I don’t know what it is about art that works up an appetite for wine, but every time after I go to a museum – I come away with a silly cultured craving for some bubbles and snacks, and couldn’t have been more thrilled to discover Purple Cafe + Wine Bar just a hop, skip and a jump from the museum. Featuring a fantastic array of flights, it’s the perfect afternoon beverage and snack break, and they also have an incredible menu if you’re looking for a full meal.

For a sneak peak into the Seattle Art Museum, peep this fantastic new concept – the First Thursdays Virtual Art Walk hosted by the adorably engaging duo behind By The Hour.

In every corner of the country, albeit the world – there are many businesses that are suffering because they are agreeing to stay closed for the betterment of all of our health, and the preservation of our humanity – and our arts – for the future. If you are in a position to do so, please help your local art and music communities by donating where and when you can. To donate to the Seattle Art Museum, head here – and for more on the Seattle Art Museum, including proposed reopening schedules and practices – head to their socials:

Website | Facebook | Instagram | Twitter | Soundcloud

This image has an empty alt attribute; its file name is 603092d5-77da-4128-b112-31a26256890c-1.jpg

[Reading is Sexy] Art, Nature and Mathematics Collide in ‘The Golden Ratio’

The Golden Ratio: The Story of PHI, the World's Most Astonishing ...

It’s not so often that you would recommend reading about mathematical history, but here I am – having finished Mario Livio’s wonderful retrospective on art, history and use (or purported use) of the Golden Ratio.

As a resident number nerd, and someone that their entire life claimed they detested art history and history itself – I have to say that Livio succinctly and sweetly would the three topics together into an enthralling tale of mis-attribution and cultural intrigue. All the while, pulling in both the natural math savant, art fluency and historical perspective within all of us.

Golden Ratio : What It Is And Why Should You Use It In Design
Golden Ratio Calculator - Omni

Though it initially seems a bit silly to read about numbers, but books on mathematics illuminate the whole mind into understanding the world around us – and within us – at a different frequency. Once you begin to understand what the Golden Ratio is (below), and the common natural occurances of it in the world around you (above) – I dare you to not be astounded that a natural phenomena can be so intricuately detailed within the permutation of a constantly recurring irrational number, phi – Φ.

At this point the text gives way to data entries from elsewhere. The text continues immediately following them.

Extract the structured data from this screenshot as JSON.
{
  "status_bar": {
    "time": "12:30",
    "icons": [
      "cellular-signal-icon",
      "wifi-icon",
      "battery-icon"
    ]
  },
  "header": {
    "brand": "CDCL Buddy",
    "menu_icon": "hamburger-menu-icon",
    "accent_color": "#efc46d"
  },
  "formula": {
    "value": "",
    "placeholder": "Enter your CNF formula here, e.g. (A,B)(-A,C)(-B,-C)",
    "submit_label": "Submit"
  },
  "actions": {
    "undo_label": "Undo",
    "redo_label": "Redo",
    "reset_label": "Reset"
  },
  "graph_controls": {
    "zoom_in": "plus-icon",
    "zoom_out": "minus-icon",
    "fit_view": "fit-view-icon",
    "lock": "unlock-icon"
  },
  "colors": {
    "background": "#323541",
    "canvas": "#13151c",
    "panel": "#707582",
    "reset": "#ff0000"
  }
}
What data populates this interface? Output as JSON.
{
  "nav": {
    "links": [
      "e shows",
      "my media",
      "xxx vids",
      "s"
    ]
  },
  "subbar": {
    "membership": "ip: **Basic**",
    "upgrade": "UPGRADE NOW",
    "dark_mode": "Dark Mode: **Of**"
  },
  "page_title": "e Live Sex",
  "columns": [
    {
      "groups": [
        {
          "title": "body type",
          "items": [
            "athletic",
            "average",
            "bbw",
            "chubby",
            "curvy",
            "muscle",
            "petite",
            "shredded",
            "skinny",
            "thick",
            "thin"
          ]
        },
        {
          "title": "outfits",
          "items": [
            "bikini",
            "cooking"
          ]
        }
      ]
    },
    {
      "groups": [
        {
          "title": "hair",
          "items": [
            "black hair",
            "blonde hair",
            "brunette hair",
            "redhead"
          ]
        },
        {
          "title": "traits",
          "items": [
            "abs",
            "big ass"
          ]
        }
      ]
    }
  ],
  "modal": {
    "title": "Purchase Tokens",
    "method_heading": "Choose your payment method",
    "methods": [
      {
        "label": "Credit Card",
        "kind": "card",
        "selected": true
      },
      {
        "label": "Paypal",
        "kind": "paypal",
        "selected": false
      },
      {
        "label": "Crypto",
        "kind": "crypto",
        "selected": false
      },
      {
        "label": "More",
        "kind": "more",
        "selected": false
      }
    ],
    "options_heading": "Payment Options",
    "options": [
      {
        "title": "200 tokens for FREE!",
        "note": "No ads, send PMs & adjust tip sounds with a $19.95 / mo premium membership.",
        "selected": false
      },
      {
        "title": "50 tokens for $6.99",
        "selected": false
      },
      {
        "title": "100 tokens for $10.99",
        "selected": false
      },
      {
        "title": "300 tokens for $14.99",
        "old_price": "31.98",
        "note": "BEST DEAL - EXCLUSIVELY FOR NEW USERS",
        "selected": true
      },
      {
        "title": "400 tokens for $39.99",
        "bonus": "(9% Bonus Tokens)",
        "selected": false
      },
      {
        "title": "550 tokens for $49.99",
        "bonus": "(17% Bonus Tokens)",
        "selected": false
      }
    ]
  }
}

Phi: The Golden Ratio | Live Science

As easy as it is to believe that a book about mathematics and history could be dense, Livio’s book The Golden Ratio is a poetic and poignant tale of something that we can all recognize in the world. Math is supposed to be accessible by everyone, as it’s the language of the universe, and Livio reminds you that it’s both both within and around you.

For more ‘books about numbers’ and some additional insight into art history, I highly recommend:

For more on Mario Livio + The Golden Ratio, head to their social media channels: Amazon | Good Reads

Golden Ratio Coloring Book by Rafael Araujo — Kickstarter

Or, if you’re more of a visual leaner – there’s a great pairing with the PBS / Nova series “The Great Math Mystery”.

What’s a book on a subject that you didn’t expect would open your eyes in new and wonderful ways? Let me know in the comments below!